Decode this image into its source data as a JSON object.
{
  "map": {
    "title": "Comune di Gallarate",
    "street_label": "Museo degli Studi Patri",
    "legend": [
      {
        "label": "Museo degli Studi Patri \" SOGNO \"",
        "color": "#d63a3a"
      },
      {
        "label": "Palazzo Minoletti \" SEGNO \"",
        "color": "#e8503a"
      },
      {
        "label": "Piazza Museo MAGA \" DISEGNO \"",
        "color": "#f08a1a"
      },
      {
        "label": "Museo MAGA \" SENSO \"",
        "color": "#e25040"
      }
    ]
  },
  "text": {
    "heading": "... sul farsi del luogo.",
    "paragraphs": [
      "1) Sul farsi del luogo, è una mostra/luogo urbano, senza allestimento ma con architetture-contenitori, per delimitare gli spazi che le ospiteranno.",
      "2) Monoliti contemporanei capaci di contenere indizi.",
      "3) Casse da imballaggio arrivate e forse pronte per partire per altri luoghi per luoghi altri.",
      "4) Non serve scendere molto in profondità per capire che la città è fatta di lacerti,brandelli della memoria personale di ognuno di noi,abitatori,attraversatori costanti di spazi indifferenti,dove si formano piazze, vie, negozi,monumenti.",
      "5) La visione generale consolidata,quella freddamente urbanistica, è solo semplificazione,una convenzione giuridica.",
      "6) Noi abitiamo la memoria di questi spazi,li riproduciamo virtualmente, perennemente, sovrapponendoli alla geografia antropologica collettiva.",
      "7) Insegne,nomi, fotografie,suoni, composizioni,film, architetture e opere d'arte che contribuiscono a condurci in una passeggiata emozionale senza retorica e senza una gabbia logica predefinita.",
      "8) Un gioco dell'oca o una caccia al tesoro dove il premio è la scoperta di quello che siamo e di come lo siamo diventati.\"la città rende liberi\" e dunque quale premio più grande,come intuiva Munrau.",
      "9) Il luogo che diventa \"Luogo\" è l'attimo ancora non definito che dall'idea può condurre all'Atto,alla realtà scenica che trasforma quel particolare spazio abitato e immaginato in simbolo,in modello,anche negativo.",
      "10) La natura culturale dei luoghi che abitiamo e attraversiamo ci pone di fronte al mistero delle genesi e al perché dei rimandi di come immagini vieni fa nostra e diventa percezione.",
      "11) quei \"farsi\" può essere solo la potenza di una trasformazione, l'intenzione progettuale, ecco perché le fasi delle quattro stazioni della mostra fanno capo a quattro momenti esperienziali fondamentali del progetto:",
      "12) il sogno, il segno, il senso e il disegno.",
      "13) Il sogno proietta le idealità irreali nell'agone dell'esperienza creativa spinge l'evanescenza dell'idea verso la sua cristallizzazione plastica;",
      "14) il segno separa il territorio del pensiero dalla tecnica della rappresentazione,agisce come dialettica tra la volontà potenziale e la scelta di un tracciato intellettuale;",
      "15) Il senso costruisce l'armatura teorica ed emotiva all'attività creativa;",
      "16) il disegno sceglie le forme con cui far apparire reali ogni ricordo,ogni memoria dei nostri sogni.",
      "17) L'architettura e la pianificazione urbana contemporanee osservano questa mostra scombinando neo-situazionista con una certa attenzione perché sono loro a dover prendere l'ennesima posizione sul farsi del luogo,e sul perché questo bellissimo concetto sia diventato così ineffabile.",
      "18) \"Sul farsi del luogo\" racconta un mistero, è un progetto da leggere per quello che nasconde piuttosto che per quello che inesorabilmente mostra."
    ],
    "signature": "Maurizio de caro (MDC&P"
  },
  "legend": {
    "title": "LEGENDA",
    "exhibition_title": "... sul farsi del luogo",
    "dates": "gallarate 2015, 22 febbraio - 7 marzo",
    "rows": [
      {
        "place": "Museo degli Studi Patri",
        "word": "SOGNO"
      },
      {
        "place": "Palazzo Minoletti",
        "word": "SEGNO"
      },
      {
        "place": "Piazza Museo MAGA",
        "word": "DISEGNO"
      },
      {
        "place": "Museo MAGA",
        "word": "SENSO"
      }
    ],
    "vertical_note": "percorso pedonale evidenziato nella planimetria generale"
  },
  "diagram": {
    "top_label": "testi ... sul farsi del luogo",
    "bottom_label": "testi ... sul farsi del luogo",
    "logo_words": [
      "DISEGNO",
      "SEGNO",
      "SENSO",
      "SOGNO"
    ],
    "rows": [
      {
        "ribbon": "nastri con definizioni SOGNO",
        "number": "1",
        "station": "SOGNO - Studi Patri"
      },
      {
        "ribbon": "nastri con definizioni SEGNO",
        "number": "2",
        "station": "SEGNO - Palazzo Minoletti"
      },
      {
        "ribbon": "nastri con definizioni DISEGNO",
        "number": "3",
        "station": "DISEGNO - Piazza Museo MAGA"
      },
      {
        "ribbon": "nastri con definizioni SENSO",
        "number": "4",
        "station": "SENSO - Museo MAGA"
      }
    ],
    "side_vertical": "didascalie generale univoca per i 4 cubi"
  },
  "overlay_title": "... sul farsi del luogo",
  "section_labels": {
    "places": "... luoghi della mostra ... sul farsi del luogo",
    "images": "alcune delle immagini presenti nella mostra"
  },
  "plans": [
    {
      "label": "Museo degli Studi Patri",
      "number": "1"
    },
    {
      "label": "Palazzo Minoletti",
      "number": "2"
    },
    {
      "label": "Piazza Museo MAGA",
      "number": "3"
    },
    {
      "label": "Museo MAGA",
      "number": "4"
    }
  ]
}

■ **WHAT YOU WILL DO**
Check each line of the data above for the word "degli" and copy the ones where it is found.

■ **WRITTEN RESPONSE**
    "street_label": "Museo degli Studi Patri",
        "label": "Museo degli Studi Patri \" SOGNO \"",
        "place": "Museo degli Studi Patri",
      "label": "Museo degli Studi Patri",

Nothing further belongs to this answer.